* **Task to complete**
Count the lines below in which "Toilet" appears, then give that number by itself.
++++++++++++++++++++
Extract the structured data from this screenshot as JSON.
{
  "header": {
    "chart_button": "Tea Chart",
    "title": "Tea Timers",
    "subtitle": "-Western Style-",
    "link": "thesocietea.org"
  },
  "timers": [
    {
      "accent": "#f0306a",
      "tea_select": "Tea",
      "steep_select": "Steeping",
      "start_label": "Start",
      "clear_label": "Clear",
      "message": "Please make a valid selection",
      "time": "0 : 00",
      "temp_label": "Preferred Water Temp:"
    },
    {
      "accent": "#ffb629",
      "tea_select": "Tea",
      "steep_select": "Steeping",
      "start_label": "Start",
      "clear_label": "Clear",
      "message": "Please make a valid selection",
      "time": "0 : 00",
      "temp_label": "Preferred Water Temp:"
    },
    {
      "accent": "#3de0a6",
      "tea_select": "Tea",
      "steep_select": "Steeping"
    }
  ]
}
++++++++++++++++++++
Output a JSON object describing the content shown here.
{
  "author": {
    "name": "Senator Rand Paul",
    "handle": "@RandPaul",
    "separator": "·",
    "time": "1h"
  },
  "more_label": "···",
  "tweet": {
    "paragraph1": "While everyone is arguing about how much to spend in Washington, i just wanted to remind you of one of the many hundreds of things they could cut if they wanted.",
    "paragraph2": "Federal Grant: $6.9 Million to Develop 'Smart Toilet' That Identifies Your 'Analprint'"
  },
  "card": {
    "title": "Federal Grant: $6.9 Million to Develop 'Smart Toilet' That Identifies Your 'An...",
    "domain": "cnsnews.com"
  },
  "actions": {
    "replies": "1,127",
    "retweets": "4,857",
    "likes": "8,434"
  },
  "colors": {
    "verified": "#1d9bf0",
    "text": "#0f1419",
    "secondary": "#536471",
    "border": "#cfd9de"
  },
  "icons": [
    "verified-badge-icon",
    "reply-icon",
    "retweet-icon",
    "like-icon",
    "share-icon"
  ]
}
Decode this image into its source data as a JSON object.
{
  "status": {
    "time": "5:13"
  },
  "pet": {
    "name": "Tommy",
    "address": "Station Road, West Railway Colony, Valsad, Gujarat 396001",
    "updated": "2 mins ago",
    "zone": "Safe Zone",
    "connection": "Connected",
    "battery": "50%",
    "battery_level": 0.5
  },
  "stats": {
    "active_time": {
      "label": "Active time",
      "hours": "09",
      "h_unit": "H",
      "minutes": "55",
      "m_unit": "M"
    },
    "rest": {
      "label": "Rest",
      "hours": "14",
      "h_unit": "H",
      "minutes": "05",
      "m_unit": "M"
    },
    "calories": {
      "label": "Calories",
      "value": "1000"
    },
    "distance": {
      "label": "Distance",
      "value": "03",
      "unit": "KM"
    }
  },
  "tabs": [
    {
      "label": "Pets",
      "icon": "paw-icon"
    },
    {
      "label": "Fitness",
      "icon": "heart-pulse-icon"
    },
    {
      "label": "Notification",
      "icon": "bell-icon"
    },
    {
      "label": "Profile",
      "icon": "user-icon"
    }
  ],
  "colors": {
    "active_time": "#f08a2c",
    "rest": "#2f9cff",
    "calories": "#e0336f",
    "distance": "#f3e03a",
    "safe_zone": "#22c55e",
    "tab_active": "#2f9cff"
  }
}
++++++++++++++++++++
* **Exercise result**
2